## WHAT YOU WILL DO
What is needed is an exact copy of the data below, pictures excluded.

## Dataset rows describing interfaces
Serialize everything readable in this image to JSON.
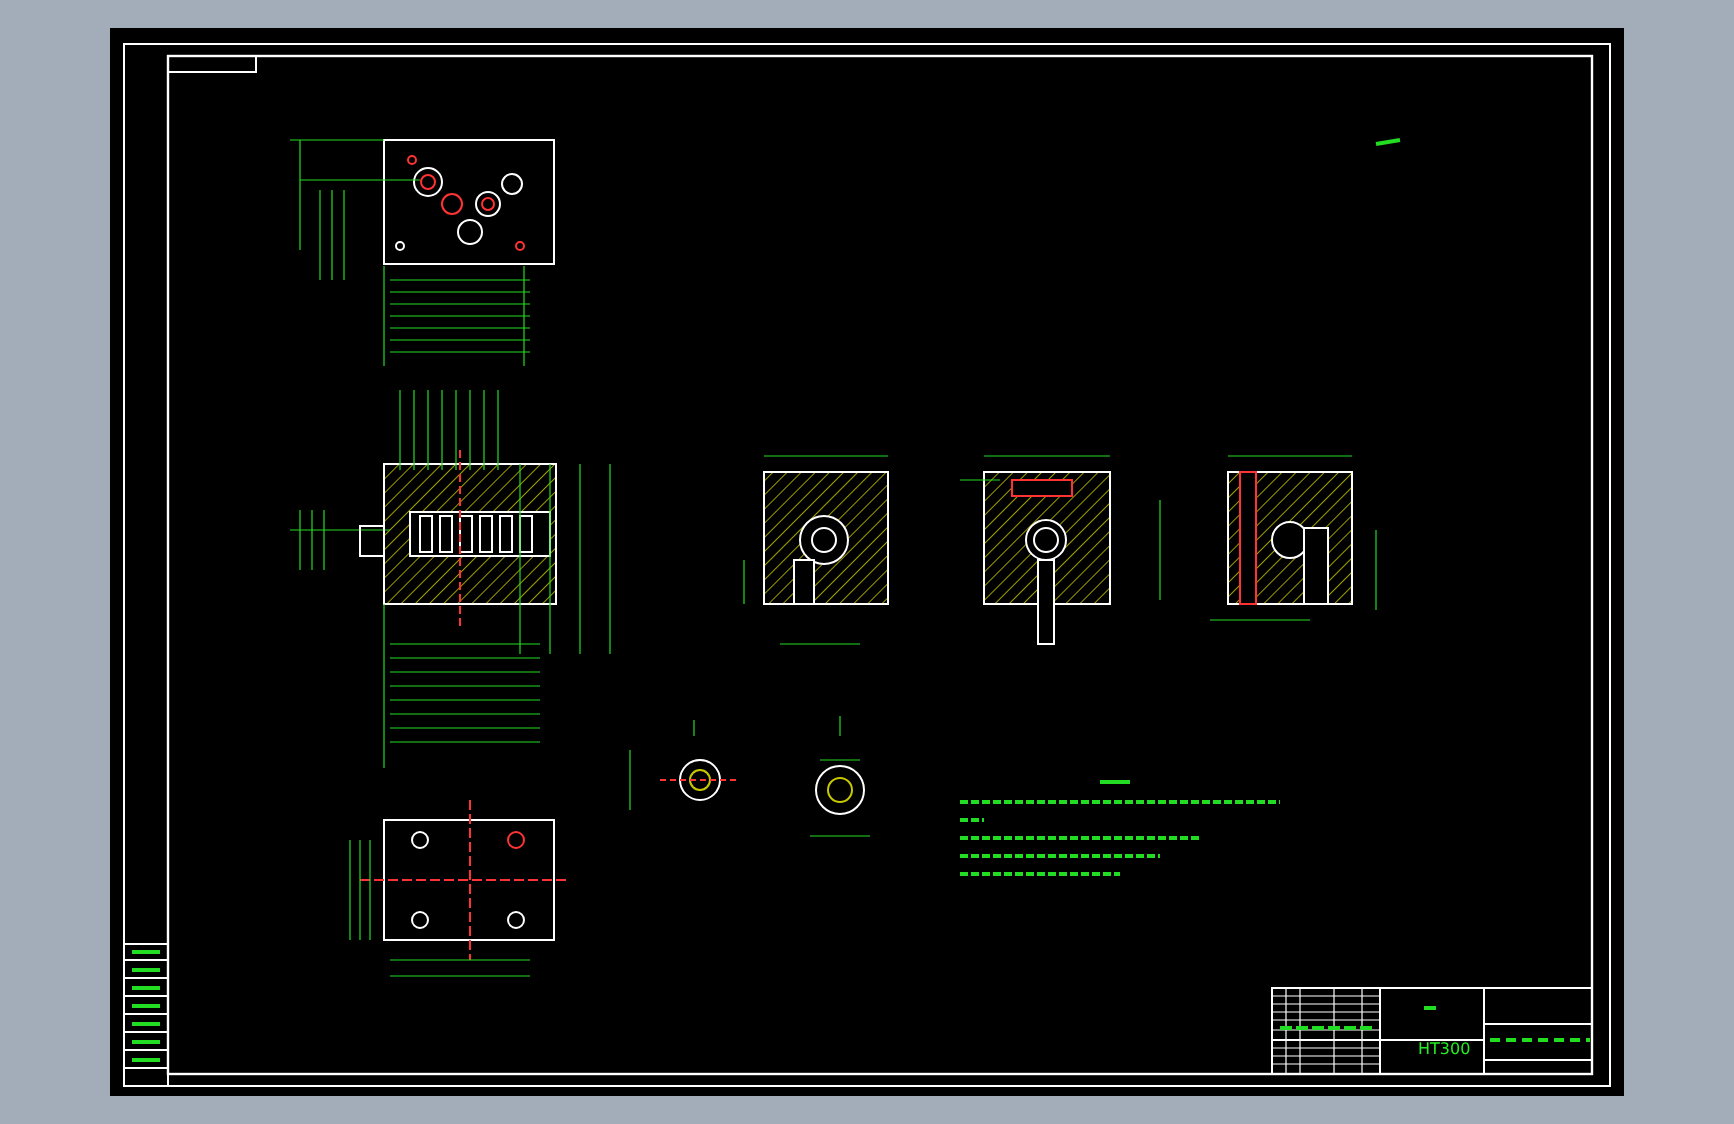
{
  "title_block": {
    "material": "HT300"
  }
}
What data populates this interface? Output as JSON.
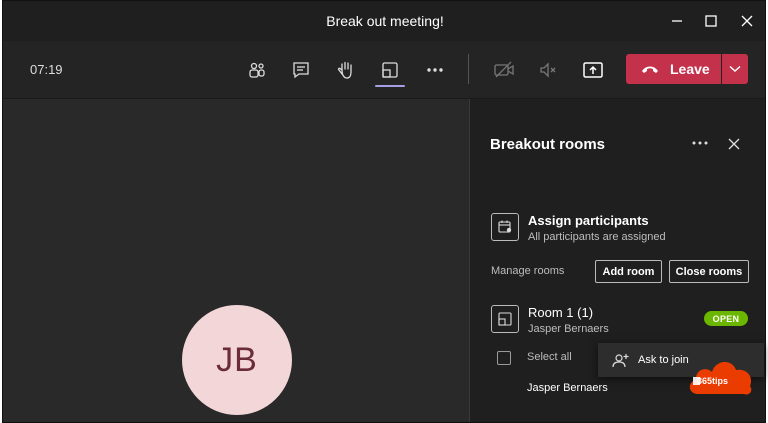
{
  "window": {
    "title": "Break out meeting!"
  },
  "toolbar": {
    "timer": "07:19",
    "leave_label": "Leave"
  },
  "stage": {
    "avatar_initials": "JB"
  },
  "panel": {
    "title": "Breakout rooms",
    "assign": {
      "title": "Assign participants",
      "subtitle": "All participants are assigned"
    },
    "manage_label": "Manage rooms",
    "add_room_label": "Add room",
    "close_rooms_label": "Close rooms",
    "room": {
      "title": "Room 1 (1)",
      "subtitle": "Jasper Bernaers",
      "status": "OPEN"
    },
    "select_all_label": "Select all",
    "member_name": "Jasper Bernaers"
  },
  "popup": {
    "label": "Ask to join"
  },
  "watermark": {
    "text": "365tips"
  },
  "colors": {
    "leave": "#c4314b",
    "open_badge": "#6bb700",
    "active_indicator": "#a5a0e6",
    "watermark": "#eb3c00"
  }
}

## EXPECTED ANSWER
Serialize everything readable in this image to JSON.
{
  "title_block": {
    "material": "HT300"
  }
}
What data populates this interface? Output as JSON.
{
  "window": {
    "title": "Break out meeting!"
  },
  "toolbar": {
    "timer": "07:19",
    "leave_label": "Leave"
  },
  "stage": {
    "avatar_initials": "JB"
  },
  "panel": {
    "title": "Breakout rooms",
    "assign": {
      "title": "Assign participants",
      "subtitle": "All participants are assigned"
    },
    "manage_label": "Manage rooms",
    "add_room_label": "Add room",
    "close_rooms_label": "Close rooms",
    "room": {
      "title": "Room 1 (1)",
      "subtitle": "Jasper Bernaers",
      "status": "OPEN"
    },
    "select_all_label": "Select all",
    "member_name": "Jasper Bernaers"
  },
  "popup": {
    "label": "Ask to join"
  },
  "watermark": {
    "text": "365tips"
  },
  "colors": {
    "leave": "#c4314b",
    "open_badge": "#6bb700",
    "active_indicator": "#a5a0e6",
    "watermark": "#eb3c00"
  }
}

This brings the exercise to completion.